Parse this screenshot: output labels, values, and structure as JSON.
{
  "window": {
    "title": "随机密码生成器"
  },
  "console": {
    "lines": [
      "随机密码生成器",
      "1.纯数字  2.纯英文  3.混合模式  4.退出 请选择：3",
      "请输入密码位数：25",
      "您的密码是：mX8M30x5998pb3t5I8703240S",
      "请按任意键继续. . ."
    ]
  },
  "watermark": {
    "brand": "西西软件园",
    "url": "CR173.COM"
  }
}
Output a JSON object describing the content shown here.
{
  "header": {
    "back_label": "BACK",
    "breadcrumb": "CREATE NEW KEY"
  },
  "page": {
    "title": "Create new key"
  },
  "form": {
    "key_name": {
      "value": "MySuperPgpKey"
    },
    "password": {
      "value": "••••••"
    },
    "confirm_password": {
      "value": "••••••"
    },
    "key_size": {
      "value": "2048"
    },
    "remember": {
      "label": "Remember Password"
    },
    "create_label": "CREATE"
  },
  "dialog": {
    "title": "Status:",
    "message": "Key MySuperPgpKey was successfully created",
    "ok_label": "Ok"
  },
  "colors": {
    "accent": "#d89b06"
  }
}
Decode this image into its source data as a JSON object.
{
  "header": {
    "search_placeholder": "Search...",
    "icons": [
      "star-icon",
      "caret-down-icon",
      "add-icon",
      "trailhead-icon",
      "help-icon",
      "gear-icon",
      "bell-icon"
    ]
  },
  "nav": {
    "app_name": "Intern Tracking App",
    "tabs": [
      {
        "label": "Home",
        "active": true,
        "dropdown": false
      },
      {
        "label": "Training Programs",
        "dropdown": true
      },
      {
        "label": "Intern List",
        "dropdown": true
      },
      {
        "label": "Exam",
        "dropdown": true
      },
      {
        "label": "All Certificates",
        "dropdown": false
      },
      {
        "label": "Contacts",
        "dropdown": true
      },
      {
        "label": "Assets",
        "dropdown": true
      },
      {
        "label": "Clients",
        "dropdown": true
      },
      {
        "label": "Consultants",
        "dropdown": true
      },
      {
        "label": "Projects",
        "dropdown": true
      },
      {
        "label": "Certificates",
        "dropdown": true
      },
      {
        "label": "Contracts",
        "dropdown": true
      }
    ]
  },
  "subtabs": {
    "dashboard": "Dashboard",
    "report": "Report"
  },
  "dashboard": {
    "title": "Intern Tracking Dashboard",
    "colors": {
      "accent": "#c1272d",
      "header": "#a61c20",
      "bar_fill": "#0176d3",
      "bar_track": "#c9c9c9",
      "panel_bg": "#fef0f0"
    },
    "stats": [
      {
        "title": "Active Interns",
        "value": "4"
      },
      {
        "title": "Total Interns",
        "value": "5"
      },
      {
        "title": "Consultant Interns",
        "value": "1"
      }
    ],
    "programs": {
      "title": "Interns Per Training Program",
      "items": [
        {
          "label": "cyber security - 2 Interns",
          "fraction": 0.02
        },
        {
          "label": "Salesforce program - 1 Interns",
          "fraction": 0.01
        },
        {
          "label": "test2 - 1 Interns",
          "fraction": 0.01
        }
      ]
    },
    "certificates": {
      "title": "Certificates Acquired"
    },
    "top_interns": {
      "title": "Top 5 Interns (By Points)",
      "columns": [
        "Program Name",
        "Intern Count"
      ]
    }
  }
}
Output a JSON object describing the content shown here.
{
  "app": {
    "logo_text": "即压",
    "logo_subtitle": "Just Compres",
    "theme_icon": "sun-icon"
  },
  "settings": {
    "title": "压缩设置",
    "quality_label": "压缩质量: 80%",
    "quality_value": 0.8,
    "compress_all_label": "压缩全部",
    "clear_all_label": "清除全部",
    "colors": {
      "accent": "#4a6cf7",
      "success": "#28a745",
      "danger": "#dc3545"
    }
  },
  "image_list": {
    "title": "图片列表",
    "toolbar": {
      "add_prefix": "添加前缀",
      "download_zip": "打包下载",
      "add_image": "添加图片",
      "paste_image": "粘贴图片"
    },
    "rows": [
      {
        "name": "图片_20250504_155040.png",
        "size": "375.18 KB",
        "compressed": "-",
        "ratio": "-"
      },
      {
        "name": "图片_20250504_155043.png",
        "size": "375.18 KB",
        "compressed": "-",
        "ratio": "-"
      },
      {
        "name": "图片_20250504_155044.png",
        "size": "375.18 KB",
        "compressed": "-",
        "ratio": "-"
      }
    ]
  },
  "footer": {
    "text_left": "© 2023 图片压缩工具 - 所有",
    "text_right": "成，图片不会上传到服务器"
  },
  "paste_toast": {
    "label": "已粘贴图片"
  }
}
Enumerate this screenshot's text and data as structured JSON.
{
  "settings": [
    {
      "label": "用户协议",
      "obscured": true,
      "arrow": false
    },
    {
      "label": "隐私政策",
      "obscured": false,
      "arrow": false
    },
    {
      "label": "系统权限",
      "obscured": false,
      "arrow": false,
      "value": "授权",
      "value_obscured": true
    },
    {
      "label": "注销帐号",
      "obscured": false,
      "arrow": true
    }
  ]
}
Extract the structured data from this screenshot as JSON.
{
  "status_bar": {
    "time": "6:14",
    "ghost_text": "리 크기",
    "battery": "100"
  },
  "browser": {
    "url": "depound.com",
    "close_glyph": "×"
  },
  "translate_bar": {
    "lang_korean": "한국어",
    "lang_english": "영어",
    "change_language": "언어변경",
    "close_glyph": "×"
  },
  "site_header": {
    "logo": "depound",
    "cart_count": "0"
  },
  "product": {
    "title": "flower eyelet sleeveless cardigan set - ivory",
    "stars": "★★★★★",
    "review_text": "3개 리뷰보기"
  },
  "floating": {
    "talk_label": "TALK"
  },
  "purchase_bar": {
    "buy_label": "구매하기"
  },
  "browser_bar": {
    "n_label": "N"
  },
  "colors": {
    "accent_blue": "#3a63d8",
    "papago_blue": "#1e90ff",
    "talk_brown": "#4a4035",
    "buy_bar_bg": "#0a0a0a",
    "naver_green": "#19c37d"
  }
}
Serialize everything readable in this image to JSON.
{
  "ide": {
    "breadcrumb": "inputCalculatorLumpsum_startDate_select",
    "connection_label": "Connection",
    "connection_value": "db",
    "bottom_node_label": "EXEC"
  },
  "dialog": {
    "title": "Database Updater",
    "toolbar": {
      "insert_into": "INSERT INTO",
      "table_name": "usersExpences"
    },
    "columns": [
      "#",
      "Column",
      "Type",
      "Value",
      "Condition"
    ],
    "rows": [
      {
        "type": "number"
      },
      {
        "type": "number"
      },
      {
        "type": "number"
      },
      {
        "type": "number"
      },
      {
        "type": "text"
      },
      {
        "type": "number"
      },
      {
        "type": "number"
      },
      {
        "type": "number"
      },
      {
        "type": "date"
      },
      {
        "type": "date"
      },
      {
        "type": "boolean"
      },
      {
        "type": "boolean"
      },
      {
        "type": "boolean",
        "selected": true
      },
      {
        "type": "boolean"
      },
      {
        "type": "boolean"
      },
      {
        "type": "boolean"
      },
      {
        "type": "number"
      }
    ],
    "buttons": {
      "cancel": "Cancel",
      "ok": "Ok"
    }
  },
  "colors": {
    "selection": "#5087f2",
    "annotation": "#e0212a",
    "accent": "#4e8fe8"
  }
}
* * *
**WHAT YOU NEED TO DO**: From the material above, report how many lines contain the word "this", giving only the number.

**EXERCISE RESPONSE**: 5